▶ **Information shown**
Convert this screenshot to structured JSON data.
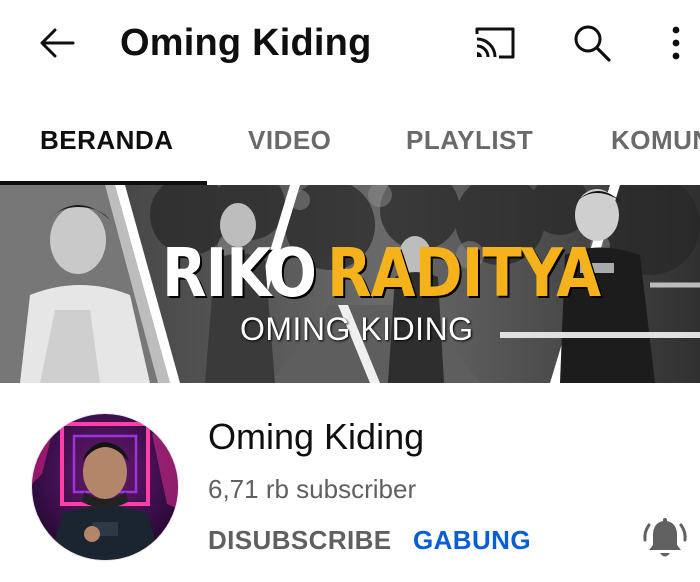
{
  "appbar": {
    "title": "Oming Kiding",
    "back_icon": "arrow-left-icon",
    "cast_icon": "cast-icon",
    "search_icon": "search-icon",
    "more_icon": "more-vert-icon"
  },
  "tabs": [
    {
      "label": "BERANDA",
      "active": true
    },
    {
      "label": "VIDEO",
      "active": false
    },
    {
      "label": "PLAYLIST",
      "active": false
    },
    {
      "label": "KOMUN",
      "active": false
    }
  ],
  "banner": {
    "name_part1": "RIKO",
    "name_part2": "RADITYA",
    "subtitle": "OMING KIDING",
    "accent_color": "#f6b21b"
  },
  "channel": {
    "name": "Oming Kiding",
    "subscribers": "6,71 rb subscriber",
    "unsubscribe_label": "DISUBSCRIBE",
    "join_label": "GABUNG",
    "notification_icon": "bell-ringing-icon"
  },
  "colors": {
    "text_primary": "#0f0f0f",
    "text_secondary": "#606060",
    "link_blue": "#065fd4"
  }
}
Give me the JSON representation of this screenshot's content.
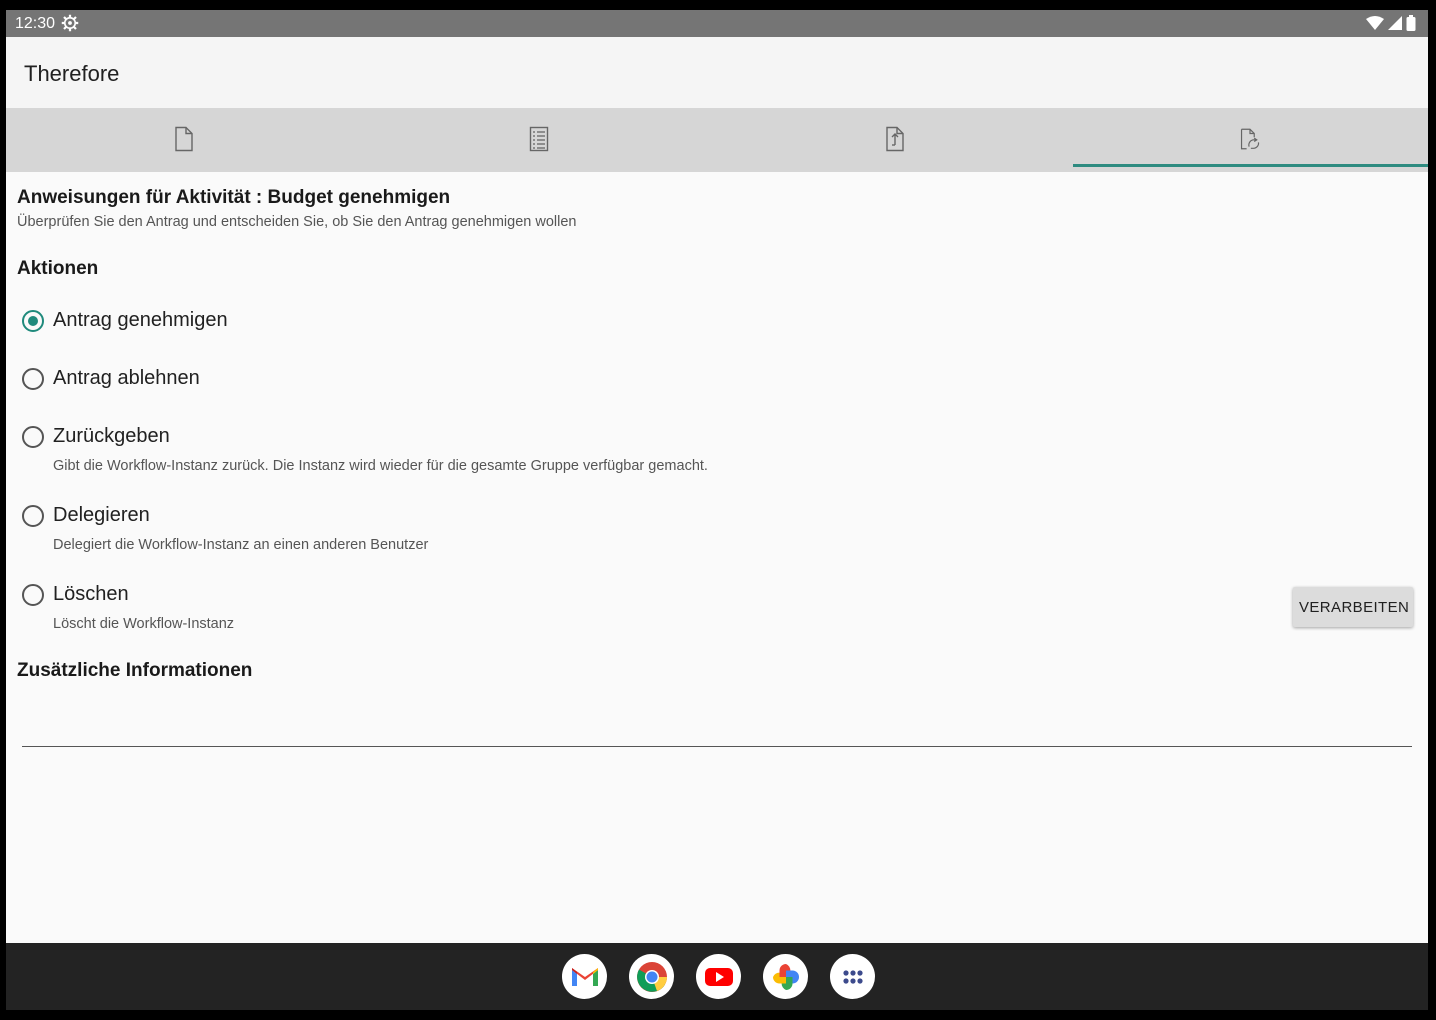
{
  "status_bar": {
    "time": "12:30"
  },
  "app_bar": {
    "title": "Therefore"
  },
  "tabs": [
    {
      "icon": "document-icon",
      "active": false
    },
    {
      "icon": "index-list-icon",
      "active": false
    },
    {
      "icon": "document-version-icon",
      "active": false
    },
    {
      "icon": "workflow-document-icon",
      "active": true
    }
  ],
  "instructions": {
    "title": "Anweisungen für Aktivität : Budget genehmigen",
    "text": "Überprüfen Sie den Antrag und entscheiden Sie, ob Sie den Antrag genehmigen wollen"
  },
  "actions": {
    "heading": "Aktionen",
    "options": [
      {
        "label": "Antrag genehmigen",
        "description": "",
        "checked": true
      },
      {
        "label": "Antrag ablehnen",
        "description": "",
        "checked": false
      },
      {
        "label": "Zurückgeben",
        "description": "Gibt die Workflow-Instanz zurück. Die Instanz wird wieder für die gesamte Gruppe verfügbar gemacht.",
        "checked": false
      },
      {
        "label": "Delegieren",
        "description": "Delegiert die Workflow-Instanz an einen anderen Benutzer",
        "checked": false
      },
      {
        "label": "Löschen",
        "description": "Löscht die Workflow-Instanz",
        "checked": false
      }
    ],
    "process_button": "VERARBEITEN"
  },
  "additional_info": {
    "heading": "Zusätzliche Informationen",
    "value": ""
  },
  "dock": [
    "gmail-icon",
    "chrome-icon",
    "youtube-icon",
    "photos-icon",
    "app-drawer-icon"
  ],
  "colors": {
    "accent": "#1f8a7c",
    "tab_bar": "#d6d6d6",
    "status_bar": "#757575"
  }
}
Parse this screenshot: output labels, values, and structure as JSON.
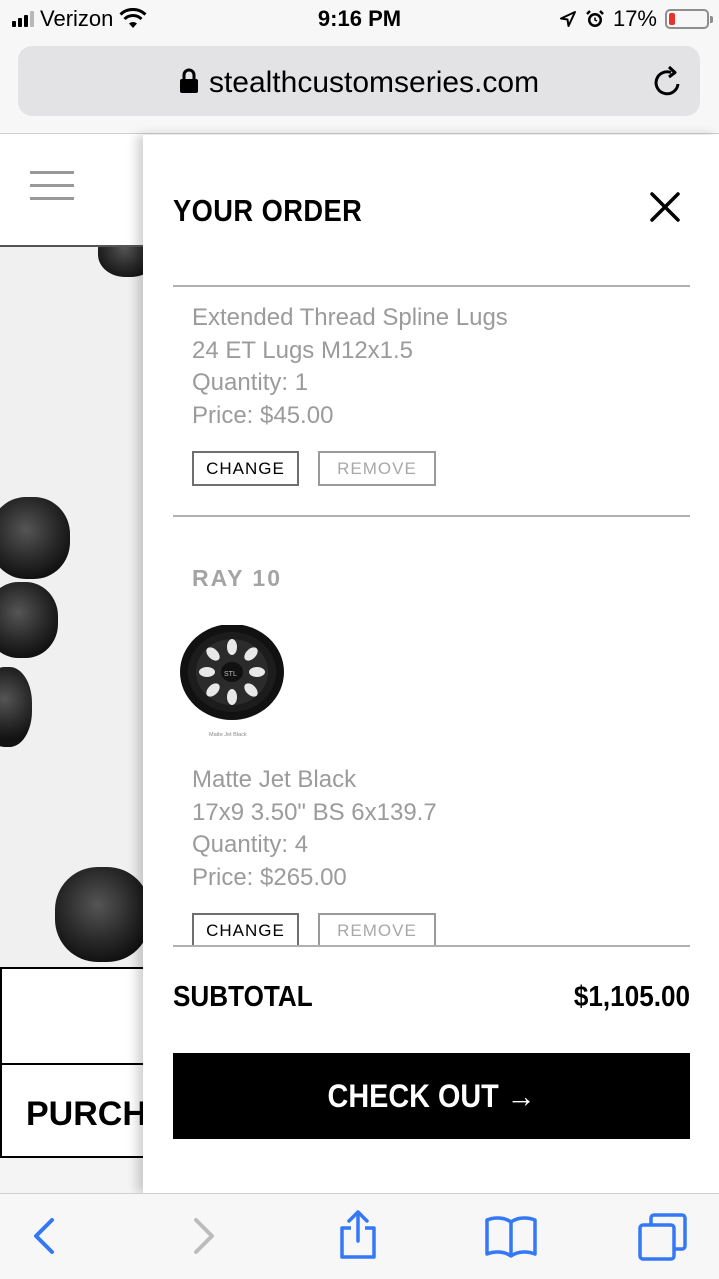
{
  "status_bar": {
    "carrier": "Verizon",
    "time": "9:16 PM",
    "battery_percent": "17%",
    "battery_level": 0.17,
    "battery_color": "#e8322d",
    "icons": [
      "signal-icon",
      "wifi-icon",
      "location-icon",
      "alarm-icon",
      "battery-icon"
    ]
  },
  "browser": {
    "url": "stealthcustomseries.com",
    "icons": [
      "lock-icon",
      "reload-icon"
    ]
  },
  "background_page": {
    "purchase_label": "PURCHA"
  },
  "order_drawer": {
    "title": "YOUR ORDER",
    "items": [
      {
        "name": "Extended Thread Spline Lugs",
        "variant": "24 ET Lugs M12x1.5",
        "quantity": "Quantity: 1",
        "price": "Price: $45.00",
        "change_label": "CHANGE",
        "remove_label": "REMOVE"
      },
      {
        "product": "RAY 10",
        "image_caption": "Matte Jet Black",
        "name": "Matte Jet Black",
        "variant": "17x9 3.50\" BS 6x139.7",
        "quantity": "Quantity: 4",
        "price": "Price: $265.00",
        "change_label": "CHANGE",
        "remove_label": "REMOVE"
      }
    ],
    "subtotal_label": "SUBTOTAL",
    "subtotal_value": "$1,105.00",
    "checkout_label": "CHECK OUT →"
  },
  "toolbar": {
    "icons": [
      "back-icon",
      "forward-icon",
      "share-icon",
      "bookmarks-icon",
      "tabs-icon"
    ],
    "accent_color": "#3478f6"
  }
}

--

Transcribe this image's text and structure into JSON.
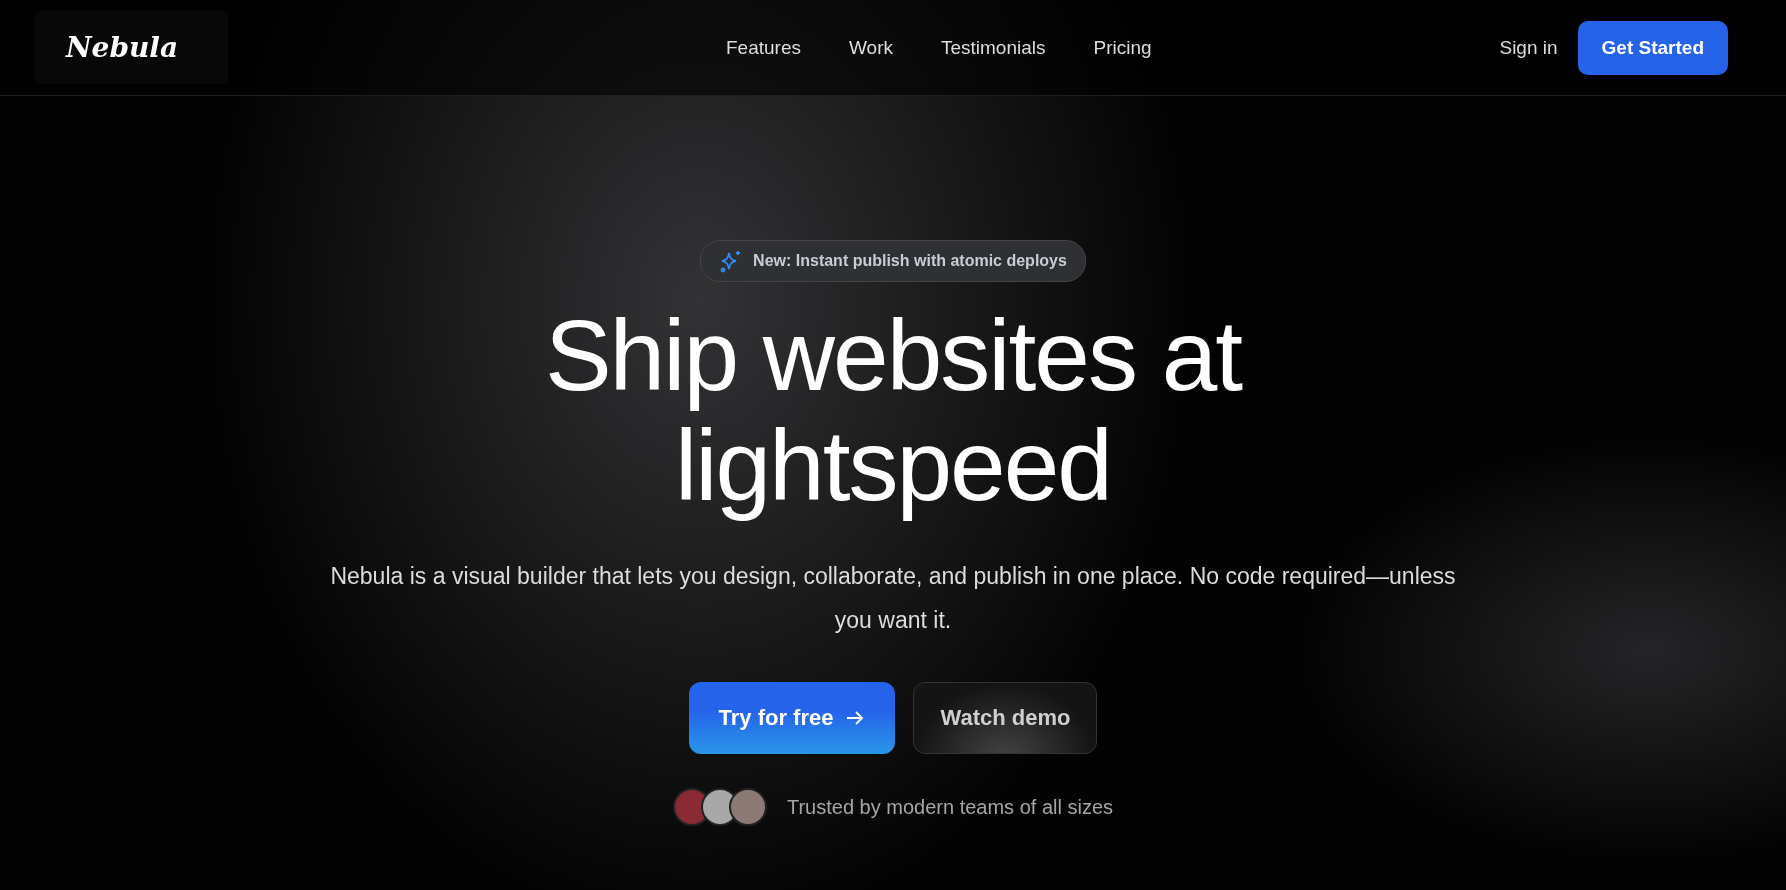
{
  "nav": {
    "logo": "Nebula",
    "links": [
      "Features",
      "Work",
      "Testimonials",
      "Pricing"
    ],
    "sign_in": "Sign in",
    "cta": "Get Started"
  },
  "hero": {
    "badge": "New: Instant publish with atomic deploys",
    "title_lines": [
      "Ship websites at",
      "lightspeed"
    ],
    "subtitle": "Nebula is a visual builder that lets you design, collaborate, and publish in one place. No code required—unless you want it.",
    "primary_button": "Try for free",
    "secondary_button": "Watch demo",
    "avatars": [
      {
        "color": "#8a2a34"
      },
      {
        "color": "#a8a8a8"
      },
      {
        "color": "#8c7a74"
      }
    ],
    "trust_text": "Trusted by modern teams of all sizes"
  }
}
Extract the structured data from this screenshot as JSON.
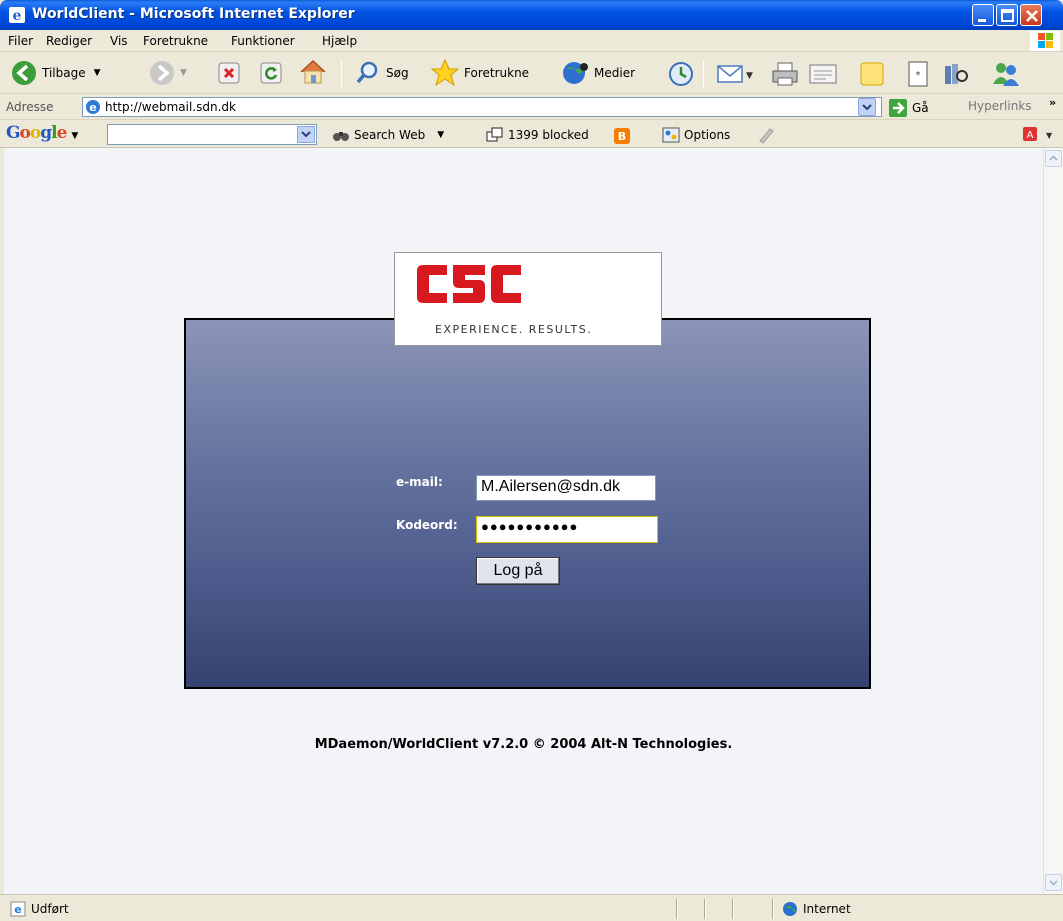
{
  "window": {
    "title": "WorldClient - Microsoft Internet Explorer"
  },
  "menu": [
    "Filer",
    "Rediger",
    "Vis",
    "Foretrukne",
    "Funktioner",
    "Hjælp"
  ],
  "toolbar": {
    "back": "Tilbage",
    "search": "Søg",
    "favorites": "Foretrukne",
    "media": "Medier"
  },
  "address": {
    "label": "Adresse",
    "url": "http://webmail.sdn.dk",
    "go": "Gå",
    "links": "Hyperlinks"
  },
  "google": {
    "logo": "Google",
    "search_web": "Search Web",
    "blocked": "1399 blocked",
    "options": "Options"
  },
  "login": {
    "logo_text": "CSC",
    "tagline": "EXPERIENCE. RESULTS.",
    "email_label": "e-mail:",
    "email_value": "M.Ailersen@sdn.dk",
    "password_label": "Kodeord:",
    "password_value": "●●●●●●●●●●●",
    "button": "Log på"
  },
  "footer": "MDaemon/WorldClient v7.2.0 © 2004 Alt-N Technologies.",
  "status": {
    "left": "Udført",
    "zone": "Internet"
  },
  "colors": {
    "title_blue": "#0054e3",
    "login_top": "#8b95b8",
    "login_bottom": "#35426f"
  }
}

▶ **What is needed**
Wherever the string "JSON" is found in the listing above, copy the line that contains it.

▶ **Reply to the task**
Convert this screenshot to structured JSON data.
Give me the JSON representation of this screenshot's content.
Parse this screenshot: output labels, values, and structure as JSON.
Transcribe this image's text and structure into JSON.
Extract the structured data from this screenshot as JSON.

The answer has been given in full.